I’d been talking to this guy, taking the odd photograph, up until the seas got a bit strong. At that point I decided discretion was the better part of valour and retreated further up the embankment. Although my camera is weather-proof I still think salt water spray can do a lot of damage, if you forget to clean it when you get home. Anyway I switched to a telephoto lens and continued taking some photographs. Then this big wave came in, most of it broke up on the sea wall, but you can see how far it came up. My fisherman man managed to keep his footing, but talking to him afterwards he said it was touch and go. It was his time to practice a bit of discretion and he packed up just after that.

Nearly

So that’s it for this week. I hope you enjoyed the photographs

A Sign Of The Times!

Last weekend I was in Liverpool for a street photography walk organised by the guys from Shoot Mirrorless. This walk was different as it took me to parts of Liverpool I’d never been before. So let’s get on with the photographs. After all that’s what you’re here to see…I hope. Oh! I should mention the walk was around an area where there is a lot of street art, so you won’t see, apart from one photograph, any people this week.

And this is the one. I saw these guys working and with a simple gesture to my camera and a smile they were happy for me to take a photograph. For privacy reasons I have blurred the registration number of the vehicle they are washing.

Car Wash

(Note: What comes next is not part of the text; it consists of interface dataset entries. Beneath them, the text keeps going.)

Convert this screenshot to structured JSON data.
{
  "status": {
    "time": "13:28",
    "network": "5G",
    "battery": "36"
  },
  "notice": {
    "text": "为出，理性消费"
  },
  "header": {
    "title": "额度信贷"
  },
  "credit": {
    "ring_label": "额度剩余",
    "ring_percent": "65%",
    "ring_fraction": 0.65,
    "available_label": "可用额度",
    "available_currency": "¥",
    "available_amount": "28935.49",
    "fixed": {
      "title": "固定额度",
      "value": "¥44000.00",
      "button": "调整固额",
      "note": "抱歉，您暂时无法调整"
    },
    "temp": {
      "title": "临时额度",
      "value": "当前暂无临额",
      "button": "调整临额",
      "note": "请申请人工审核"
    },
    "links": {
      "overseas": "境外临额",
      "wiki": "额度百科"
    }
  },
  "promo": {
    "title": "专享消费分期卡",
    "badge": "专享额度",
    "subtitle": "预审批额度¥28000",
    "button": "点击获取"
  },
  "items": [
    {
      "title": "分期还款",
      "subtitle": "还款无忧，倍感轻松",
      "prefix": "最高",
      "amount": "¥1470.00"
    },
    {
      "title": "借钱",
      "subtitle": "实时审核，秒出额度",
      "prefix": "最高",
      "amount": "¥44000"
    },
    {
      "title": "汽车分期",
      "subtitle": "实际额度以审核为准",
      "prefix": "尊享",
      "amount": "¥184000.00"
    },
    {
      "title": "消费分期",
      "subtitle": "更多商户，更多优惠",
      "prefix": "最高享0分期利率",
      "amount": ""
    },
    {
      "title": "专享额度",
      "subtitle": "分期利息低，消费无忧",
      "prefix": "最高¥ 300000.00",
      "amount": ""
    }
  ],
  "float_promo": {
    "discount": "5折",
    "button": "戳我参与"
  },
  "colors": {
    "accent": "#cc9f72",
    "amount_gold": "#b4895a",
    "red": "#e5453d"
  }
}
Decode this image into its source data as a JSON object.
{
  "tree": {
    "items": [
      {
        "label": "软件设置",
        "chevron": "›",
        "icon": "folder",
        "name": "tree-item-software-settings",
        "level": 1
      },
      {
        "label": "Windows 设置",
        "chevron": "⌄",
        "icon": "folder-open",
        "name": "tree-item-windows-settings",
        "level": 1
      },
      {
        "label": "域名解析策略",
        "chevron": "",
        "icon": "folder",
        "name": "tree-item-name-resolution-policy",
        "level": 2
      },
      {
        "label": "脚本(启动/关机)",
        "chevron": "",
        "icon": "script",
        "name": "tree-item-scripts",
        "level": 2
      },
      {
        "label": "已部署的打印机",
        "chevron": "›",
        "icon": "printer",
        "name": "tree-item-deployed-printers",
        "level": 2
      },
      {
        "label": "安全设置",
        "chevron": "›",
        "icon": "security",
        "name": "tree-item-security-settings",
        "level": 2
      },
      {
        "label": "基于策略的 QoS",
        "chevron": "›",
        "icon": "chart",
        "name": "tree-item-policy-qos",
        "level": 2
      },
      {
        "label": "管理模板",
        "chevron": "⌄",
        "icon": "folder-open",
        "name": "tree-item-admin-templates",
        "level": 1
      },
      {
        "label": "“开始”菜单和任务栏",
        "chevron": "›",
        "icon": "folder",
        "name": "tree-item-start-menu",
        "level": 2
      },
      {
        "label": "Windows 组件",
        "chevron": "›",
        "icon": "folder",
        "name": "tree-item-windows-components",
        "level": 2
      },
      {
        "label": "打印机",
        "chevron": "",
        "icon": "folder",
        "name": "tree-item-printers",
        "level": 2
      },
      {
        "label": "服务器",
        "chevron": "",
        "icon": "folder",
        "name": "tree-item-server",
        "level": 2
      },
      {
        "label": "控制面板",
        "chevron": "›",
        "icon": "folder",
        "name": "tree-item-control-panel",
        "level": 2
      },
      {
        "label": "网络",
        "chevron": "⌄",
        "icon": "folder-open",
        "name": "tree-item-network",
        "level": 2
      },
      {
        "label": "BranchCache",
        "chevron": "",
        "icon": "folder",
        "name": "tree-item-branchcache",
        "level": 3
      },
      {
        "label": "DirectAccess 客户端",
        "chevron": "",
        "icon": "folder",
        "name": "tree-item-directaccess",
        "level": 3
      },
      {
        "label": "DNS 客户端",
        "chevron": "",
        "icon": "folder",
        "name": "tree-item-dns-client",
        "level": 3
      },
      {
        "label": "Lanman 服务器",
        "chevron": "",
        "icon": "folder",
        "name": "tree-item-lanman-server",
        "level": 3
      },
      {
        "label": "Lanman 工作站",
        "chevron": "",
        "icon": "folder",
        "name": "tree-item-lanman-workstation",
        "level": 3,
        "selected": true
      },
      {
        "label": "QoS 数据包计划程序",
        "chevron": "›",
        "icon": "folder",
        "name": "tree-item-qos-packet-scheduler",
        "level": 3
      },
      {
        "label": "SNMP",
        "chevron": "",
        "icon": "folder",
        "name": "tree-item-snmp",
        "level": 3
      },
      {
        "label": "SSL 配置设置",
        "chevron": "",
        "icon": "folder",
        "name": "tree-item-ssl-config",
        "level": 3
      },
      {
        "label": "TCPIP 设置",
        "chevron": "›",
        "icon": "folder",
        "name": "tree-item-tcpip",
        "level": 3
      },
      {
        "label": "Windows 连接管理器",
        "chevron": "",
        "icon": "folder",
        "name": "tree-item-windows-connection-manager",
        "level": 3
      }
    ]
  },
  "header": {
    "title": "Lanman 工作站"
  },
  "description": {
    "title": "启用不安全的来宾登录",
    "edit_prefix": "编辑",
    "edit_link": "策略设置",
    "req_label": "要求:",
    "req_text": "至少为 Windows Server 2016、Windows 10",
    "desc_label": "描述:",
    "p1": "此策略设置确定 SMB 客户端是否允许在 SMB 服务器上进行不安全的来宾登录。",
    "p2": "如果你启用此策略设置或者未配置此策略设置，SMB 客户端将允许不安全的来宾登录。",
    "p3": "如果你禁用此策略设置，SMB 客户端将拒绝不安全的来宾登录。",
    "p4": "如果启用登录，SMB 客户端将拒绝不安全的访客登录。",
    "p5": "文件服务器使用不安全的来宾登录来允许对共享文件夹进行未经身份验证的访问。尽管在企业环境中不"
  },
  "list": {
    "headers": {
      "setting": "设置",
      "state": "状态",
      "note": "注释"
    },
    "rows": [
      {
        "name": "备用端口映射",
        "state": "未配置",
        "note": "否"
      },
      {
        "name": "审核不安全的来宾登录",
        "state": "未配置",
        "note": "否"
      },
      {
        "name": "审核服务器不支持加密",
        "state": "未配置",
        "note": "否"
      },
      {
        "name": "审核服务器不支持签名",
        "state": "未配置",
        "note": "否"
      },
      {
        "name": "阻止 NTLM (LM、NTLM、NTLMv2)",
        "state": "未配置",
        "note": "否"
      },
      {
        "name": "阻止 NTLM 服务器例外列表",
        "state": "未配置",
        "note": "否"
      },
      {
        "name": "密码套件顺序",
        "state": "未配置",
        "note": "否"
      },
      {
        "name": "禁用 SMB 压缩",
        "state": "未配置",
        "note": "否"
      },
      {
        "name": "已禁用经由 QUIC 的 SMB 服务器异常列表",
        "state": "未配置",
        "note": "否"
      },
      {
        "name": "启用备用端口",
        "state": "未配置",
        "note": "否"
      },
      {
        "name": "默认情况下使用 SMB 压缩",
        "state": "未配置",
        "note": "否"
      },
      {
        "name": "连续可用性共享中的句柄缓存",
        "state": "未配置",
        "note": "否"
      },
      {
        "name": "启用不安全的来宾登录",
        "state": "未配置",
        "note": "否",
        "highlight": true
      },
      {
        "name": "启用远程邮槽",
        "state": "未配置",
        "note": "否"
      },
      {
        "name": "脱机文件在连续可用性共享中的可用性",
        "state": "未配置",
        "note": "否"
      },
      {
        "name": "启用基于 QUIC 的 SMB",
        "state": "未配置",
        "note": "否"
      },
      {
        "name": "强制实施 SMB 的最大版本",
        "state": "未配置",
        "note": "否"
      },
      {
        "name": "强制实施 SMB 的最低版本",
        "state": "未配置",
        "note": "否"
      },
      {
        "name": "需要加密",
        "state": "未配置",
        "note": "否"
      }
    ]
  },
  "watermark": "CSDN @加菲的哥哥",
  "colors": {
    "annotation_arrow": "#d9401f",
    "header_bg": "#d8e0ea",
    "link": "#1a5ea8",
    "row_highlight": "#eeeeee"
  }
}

On the streets there is an amazing amount of art. Some people would call it graffiti. What do you think, graffiti or art?

White

Between the wall and the pavement, sidewalk for my American readers, there are a series of these little paintings that you can see below.  They stretch for some distance along the street with a little figure appearing every so often.

Hello

I think everyone must have heard of Banksy, but if not here’s a link. Go read for yourself.

Banksy

I love this one. It’s one of a series that I found when we were walking around the streets in the Baltic Triangle

The Fox

The Hobo Bazaar, now that sound interesting, but where is it.

Hobo Bazaar

Great sign but no real directions……and there it was just around the corner

Hobo

I love this one. But there’s always someone who wants to ruin the scene with that odd bit of rubbish spray painting to the right of the artwork.

Coke

Another reference to Banksy and there’s one of those little ladies just below.

Steal a Banksy

Well that’s it for this week. I hope you enjoyed the photographs. I don’t feel as though I spent enough time in the Baltic Triangle so it’s somewhere I’d like to revisit with my camera.